The VB-6 Felix was a precision-guided munition developed by the United States during World War II. It used an infrared seeker to attack targets like blast furnaces or the metal roofs of large factories. The war ended before it could be used operationally.
|Type||anti-ship missile / guided bomb|
|Place of origin||United States|
|In service||never used operationally|
|Wars||World War II|
|Designer||National Defense Research Committee|
|Mass||1202 lb (545 kg)|
|Length||91.2 in (231.6 cm)|
|Diameter||18.6 in (47.2 cm)|
|Warhead weight||1000 pounds (454 kg)|

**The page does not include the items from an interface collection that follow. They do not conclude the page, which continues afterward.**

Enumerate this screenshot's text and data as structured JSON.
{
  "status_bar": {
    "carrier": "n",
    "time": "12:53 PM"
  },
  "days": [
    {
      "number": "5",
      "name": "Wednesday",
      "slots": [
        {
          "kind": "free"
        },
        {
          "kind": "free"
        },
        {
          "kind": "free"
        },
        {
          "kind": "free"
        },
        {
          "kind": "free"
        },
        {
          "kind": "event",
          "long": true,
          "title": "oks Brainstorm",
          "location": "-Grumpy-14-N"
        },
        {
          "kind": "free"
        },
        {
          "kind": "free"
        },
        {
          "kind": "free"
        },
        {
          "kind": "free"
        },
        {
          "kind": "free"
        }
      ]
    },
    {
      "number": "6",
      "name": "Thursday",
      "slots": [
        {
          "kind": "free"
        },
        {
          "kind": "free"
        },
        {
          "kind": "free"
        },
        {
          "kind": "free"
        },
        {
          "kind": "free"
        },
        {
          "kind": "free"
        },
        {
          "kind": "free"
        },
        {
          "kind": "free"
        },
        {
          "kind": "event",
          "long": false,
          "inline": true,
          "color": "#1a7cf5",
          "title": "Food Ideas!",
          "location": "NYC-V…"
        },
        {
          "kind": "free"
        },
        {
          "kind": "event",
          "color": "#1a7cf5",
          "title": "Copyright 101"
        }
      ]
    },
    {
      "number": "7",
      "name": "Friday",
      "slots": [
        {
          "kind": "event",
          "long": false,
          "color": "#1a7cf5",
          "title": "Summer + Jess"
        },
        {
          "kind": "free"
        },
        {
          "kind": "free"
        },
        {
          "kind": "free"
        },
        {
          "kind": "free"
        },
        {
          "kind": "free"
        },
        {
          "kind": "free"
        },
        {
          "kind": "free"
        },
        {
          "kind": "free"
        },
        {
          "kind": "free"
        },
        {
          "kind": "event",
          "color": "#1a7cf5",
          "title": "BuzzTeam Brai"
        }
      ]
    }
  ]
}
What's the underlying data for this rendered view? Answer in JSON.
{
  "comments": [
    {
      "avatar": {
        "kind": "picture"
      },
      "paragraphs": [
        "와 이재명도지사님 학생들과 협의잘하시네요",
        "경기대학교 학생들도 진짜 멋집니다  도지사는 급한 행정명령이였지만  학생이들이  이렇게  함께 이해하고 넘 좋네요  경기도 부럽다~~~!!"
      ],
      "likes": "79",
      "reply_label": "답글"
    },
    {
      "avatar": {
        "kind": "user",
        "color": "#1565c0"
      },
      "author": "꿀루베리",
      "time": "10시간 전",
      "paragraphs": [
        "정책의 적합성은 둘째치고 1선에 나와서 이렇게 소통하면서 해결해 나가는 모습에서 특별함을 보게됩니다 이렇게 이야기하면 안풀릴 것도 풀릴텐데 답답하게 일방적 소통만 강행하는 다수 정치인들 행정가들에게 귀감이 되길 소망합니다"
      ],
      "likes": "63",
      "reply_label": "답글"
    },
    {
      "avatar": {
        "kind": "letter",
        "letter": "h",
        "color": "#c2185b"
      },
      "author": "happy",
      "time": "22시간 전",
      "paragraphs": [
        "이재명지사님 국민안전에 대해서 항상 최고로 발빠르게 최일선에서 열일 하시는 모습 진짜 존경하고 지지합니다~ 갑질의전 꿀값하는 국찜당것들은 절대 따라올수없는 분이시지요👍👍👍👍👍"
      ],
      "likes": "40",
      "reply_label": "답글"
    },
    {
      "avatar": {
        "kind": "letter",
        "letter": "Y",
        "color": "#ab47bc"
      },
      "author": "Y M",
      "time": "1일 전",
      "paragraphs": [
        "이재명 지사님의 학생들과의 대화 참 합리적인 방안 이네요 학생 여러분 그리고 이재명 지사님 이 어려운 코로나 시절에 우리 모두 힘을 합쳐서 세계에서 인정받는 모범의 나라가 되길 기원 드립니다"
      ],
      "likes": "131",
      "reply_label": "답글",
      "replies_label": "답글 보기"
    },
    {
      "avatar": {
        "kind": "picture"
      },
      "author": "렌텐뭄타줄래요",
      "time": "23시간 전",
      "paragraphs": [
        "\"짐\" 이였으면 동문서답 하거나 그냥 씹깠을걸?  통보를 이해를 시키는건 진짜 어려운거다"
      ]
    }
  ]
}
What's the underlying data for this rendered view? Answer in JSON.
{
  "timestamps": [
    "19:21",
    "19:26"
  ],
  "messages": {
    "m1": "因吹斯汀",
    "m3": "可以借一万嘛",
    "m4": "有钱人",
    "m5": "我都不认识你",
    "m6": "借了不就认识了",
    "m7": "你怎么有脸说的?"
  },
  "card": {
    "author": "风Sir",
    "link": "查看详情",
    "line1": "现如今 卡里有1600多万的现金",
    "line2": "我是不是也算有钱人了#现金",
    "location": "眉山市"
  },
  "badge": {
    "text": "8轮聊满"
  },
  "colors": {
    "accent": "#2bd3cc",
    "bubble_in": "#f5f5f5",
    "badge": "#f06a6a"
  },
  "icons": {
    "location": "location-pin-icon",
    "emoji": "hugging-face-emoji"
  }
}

Created by the National Defense Research Committee, Felix relied on infrared to detect and home on heat-emitting targets in clear weather; blast furnaces were considered a particularly practical target for such a weapon, as were the reflective metal roofs of factory buildings. It was this property which earned the weapon its name, after the ability of cats to see in the dark; Felix the Cat was an extremely popular cartoon character at the time.
Felix was a 1000-pound (454 kg) general purpose (GP) bomb with an infrared seeker in the nose and octagonal guidance fins in the tail. Unlike other weapons, such as the German Fritz X, Felix was autonomous once launched, although there was a flare in the tail for tracking. In tests, Felix demonstrated a circular error probable of 85 feet (26 m).
A naval version of the Felix, the ASM-N-4 Dove, was approved in 1944; in 1946 the project was transferred to Eastman Kodak, and in 1949 a contract for 20 prototype weapons was issued. Dove's infrared seeker was expected to be capable of correcting 400-metre (1,300 ft) aiming errors; trials took place through 1952, but no production was undertaken.